The novel coronavirus disease 2019 (COVID-19) caused by the severe acute respiratory syndrome coronavirus-2 (SARS-CoV-2), has become a major health concern worldwide at the time of this study with more than 1 million direct deaths according to the World Health Organization (1). Respiratory failure is the leading cause of mortality in patients with COVID-19 (2). Myocardial injury, kidney or liver injury, and multi-organ dysfunction are among the other complications leading to death (3). Several prognostic factors, such as older age, male gender, presence of comorbidities, and smoking, have been found to be associated with severe disease or death (4–7).
The National Institute for Health and Care Excellence (NICE) in its guidelines for the management of COVID-19 recommended the use of NEWS2 in critical care (8, 9). National Early Warning Score (NEWS) is a standardized clinical scoring system developed to improve detection of deterioration in acutely ill patients (Fig. 1) and it’s based on a logistic regression model designed to predict in-hospital patient mortality within 24 hours of a set of vital signs observation (10). Originally it consisted in evaluation of pulse rate, respiratory rate, blood pressure, temperature and oxygen saturation. NEWS-2 is the latest version of the NEWS score, which adds new onset of confusion to the parameters and then 2 points are added for people requiring supplemental oxygen to maintain their recommended oxygen saturation.

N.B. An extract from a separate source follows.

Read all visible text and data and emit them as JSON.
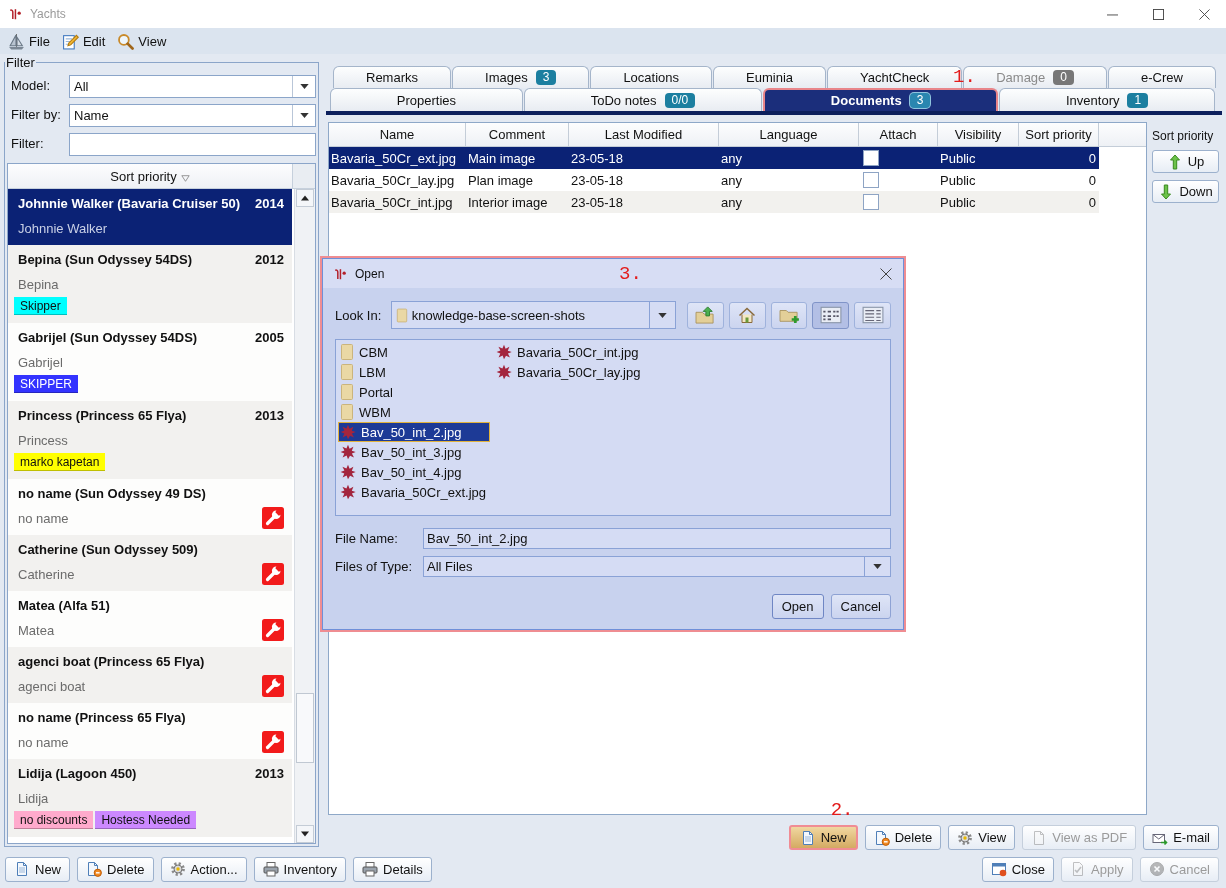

A recent in-hospital study showed that NEWS2 did not appear to add predictive value over NEWS, even in patients with type 2 respiratory failure (11–14), for the purposes of our model we opted to integrate sensitivities and specificities of the original NEWS score.
Other scoring systems, like the CURB-65 (Fig-2) are widely used in predicting 30-day mortality in community-acquired pneumonia (15). CURB-65 has also been found to be useful in predicting 14-day mortality in hospital-acquired pneumonia (16). Recently a simple predictive tool for estimating the risk of 30-day mortality, and to stratify patients with COVID-19 was developed integrating CURB-65 (17).
The Complex Vulnerability Index (IVC-COV2 for its abbreviation in Spanish) (18) is a population-based index designed by Dominican health authorities which takes into account sex, age, and comorbidities in order to assess how much risk a specific patient has to suffer a critical outcome if infected with COVID-19, for the purposes of this study patients were stratified as low, intermediate, and high risk based on the DR-IVC-COV2 score. The use of clinical scoring systems to predict severe disease and mortality in patients with COVID-19 should be investigated further in larger prospective studies.
Bayesian statistics have been utilized to evaluate uncertainty using mathematical probability instruments. Our group has been studying Bayesian statistics in clinical/ medical decision making and as a “data recycling” tool and can be used to compare the diagnostic quality of different serum biomarkers, with a methodology that outputs the probability of an event based on criteria related to the specific event (19–26). Our group has developed a simple mathematical method for interpreting diagnostic impact called “Bayesian Diagnostic Gains (BDG)”, where relative diagnostic gain (RDG) and absolute diagnostic gain (ADG) were calculated based on the differences deducted from pre and posttest probabilities (ADG = post-test – pre-test) and (RDG = 100 × post-test – pre-test/Pre-test). This particular study is our first attempt at integrating BDGs in a COVID-19 Critical Care prediction multi-item model.
To develop a hybrid mathematical model that assists in predicting critical care disposition in patients with COVID-19 by means of Bayesian statistics assessing comparatively the IVC-COV2 score integrated with both NEWS and the CURB-65 score.